Next week we’ll continue our discussion of skin care as I dive into my skin care routine and my favorite products.
FDA Basics – How FDA Evaluates Regulated Products: Cosmetics. (n.d.). [WebContent]. Retrieved February 7, 2017, from http://www.fda.gov/AboutFDA/Transparency/Basics/ucm262353.htm
Boelsma, E., Hendriks, H. F., & Roza, L. (2001). Nutritional skin care: health effects of micronutrients and fatty acids. The American Journal of Clinical Nutrition, 73(5), 853–864.
Cosgrove, M. C., Franco, O. H., Granger, S. P., Murray, P. G., & Mayes, A. E. (2007). Dietary nutrient intakes and skin-aging appearance among middle-aged American women.

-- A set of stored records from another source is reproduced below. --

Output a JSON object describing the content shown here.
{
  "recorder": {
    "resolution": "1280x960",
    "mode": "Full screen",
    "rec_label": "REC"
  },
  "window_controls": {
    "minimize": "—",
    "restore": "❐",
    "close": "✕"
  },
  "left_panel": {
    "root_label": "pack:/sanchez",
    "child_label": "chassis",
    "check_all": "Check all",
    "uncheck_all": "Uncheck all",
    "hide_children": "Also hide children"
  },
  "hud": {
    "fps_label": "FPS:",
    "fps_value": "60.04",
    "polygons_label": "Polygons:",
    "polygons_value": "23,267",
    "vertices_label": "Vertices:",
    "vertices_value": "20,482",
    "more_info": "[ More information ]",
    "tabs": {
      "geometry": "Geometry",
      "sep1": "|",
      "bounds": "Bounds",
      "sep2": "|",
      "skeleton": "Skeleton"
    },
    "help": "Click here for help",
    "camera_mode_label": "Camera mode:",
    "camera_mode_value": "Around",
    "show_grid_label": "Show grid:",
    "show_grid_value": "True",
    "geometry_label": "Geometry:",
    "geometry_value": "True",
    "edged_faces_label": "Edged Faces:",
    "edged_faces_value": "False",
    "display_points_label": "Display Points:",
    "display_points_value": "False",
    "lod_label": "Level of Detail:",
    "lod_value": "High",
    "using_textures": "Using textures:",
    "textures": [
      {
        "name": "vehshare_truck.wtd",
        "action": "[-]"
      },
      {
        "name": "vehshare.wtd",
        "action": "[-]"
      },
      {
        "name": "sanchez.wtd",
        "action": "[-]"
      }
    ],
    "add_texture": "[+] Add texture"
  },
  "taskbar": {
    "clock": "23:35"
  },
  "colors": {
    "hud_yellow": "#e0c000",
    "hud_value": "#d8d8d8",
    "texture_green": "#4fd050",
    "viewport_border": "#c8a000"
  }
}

The American Journal of Clinical Nutrition, 86(4), 1225–1231.
Purba, M. B., Kouris-Blazos, A., Wattanapenpaiboon, N., Lukito, W., Rothenberg, E. M., Steen, B. C., & Wahlqvist, M. L. (2001). Skin wrinkling: can food make a difference? Journal of the American College of Nutrition, 20(1), 71–80.

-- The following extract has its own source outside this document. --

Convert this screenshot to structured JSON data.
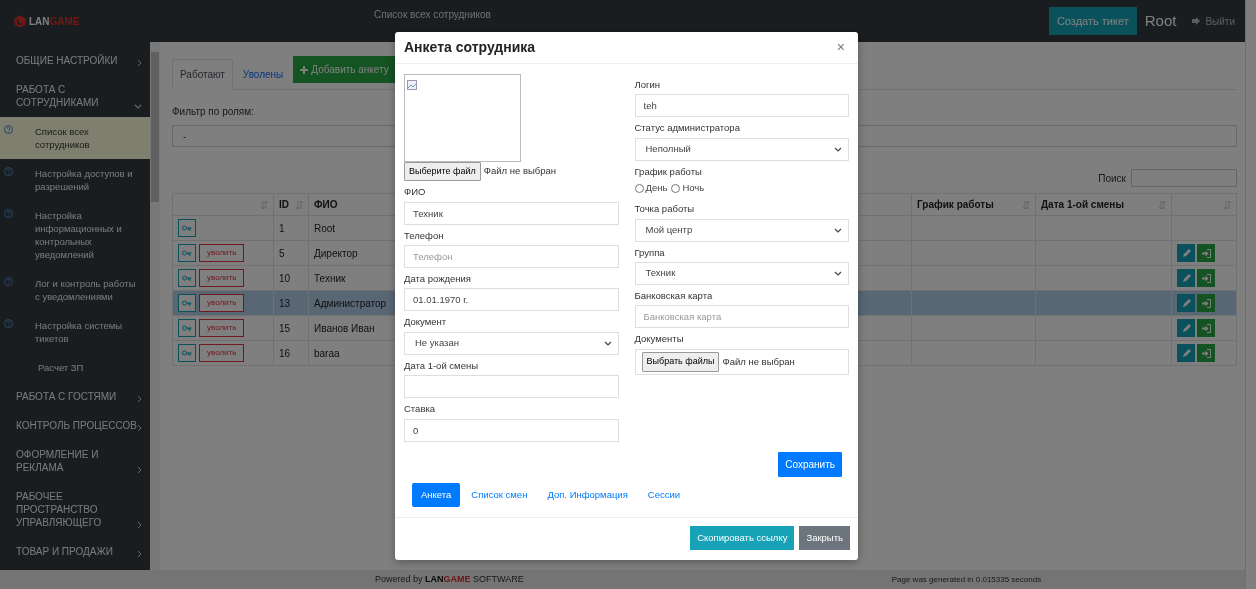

Asserin, J., Lati, E., Shioya, T., & Prawitt, J. (2015). The effect of oral collagen peptide supplementation on skin moisture and the dermal collagen network: evidence from an ex vivo model and randomized, placebo-controlled clinical trials. Journal of Cosmetic Dermatology, 14(4), 291–301. https://doi.org/10.1111/jocd.12174
Latreille, J., Kesse-Guyot, E., Malvy, D., Andreeva, V., Galan, P., Tschachler, E., … Ezzedine, K. (2012). Dietary Monounsaturated Fatty Acids Intake and Risk of Skin Photoaging. PLOS ONE, 7(9), e44490. https://doi.org/10.1371/journal.pone.0044490
Viola, P., & Viola, M. (2009). Virgin olive oil as a fundamental nutritional component and skin protector. Clinics in Dermatology, 27(2), 159–165. https://doi.org/10.1016/j.clindermatol.2008.01.008
Roberts, R. L., Green, J., & Lewis, B. (2009). Lutein and zeaxanthin in eye and skin health. Clinics in Dermatology, 27(2), 195–201. https://doi.org/10.1016/j.clindermatol.2008.01.011
Juturu, V., Bowman, J. P., & Deshpande, J. (2016). Overall skin tone and skin-lightening-improving effects with oral supplementation of lutein and zeaxanthin isomers: a double-blind, placebo-controlled clinical trial. Clinical, Cosmetic and Investigational Dermatology, 9, 325–332. https://doi.org/10.2147/CCID.S115519
Ozuguz, P., Dogruk Kacar, S., Ekiz, O., Takci, Z., Balta, I., & Kalkan, G. (2014). Evaluation of serum vitamins A and E and zinc levels according to the severity of acne vulgaris. Cutaneous and Ocular Toxicology, 33(2), 99–102. https://doi.org/10.3109/15569527.2013.808656